Given information: Begin
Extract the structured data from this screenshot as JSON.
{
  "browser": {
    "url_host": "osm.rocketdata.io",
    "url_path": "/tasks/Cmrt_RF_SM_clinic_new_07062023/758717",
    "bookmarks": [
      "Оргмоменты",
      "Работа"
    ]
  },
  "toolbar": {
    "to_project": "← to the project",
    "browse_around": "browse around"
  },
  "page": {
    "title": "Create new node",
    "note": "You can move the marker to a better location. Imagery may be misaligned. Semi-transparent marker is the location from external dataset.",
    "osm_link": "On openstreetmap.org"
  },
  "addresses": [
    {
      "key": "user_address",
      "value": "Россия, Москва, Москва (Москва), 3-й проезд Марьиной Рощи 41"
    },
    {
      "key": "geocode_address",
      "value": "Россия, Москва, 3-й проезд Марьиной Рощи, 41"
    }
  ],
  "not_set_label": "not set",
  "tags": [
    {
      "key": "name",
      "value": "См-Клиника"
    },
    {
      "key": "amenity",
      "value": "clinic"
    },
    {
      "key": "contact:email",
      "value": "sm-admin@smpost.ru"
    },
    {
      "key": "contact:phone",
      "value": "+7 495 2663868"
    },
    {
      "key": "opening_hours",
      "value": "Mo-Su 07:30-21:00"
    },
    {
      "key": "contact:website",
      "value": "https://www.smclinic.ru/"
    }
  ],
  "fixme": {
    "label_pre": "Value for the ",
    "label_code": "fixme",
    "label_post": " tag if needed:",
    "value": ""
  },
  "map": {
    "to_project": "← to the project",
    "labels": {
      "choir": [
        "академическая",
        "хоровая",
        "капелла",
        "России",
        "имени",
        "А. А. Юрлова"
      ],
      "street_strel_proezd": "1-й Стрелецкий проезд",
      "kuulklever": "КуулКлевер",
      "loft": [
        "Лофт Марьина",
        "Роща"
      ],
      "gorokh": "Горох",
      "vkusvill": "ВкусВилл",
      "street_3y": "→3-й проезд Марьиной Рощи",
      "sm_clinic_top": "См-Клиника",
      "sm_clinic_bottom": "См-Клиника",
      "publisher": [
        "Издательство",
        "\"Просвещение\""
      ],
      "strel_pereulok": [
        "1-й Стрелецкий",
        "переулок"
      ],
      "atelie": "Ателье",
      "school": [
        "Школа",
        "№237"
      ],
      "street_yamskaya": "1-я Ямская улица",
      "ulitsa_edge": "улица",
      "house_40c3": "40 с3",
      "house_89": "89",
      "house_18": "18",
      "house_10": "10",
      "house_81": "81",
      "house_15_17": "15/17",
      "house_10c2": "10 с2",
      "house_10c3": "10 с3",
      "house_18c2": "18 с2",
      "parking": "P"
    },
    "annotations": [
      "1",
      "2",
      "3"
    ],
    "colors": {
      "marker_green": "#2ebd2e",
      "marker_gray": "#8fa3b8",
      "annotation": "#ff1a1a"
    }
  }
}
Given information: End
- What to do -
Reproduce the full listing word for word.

- Task response -
Extract the structured data from this screenshot as JSON.
{
  "browser": {
    "url_host": "osm.rocketdata.io",
    "url_path": "/tasks/Cmrt_RF_SM_clinic_new_07062023/758717",
    "bookmarks": [
      "Оргмоменты",
      "Работа"
    ]
  },
  "toolbar": {
    "to_project": "← to the project",
    "browse_around": "browse around"
  },
  "page": {
    "title": "Create new node",
    "note": "You can move the marker to a better location. Imagery may be misaligned. Semi-transparent marker is the location from external dataset.",
    "osm_link": "On openstreetmap.org"
  },
  "addresses": [
    {
      "key": "user_address",
      "value": "Россия, Москва, Москва (Москва), 3-й проезд Марьиной Рощи 41"
    },
    {
      "key": "geocode_address",
      "value": "Россия, Москва, 3-й проезд Марьиной Рощи, 41"
    }
  ],
  "not_set_label": "not set",
  "tags": [
    {
      "key": "name",
      "value": "См-Клиника"
    },
    {
      "key": "amenity",
      "value": "clinic"
    },
    {
      "key": "contact:email",
      "value": "sm-admin@smpost.ru"
    },
    {
      "key": "contact:phone",
      "value": "+7 495 2663868"
    },
    {
      "key": "opening_hours",
      "value": "Mo-Su 07:30-21:00"
    },
    {
      "key": "contact:website",
      "value": "https://www.smclinic.ru/"
    }
  ],
  "fixme": {
    "label_pre": "Value for the ",
    "label_code": "fixme",
    "label_post": " tag if needed:",
    "value": ""
  },
  "map": {
    "to_project": "← to the project",
    "labels": {
      "choir": [
        "академическая",
        "хоровая",
        "капелла",
        "России",
        "имени",
        "А. А. Юрлова"
      ],
      "street_strel_proezd": "1-й Стрелецкий проезд",
      "kuulklever": "КуулКлевер",
      "loft": [
        "Лофт Марьина",
        "Роща"
      ],
      "gorokh": "Горох",
      "vkusvill": "ВкусВилл",
      "street_3y": "→3-й проезд Марьиной Рощи",
      "sm_clinic_top": "См-Клиника",
      "sm_clinic_bottom": "См-Клиника",
      "publisher": [
        "Издательство",
        "\"Просвещение\""
      ],
      "strel_pereulok": [
        "1-й Стрелецкий",
        "переулок"
      ],
      "atelie": "Ателье",
      "school": [
        "Школа",
        "№237"
      ],
      "street_yamskaya": "1-я Ямская улица",
      "ulitsa_edge": "улица",
      "house_40c3": "40 с3",
      "house_89": "89",
      "house_18": "18",
      "house_10": "10",
      "house_81": "81",
      "house_15_17": "15/17",
      "house_10c2": "10 с2",
      "house_10c3": "10 с3",
      "house_18c2": "18 с2",
      "parking": "P"
    },
    "annotations": [
      "1",
      "2",
      "3"
    ],
    "colors": {
      "marker_green": "#2ebd2e",
      "marker_gray": "#8fa3b8",
      "annotation": "#ff1a1a"
    }
  }
}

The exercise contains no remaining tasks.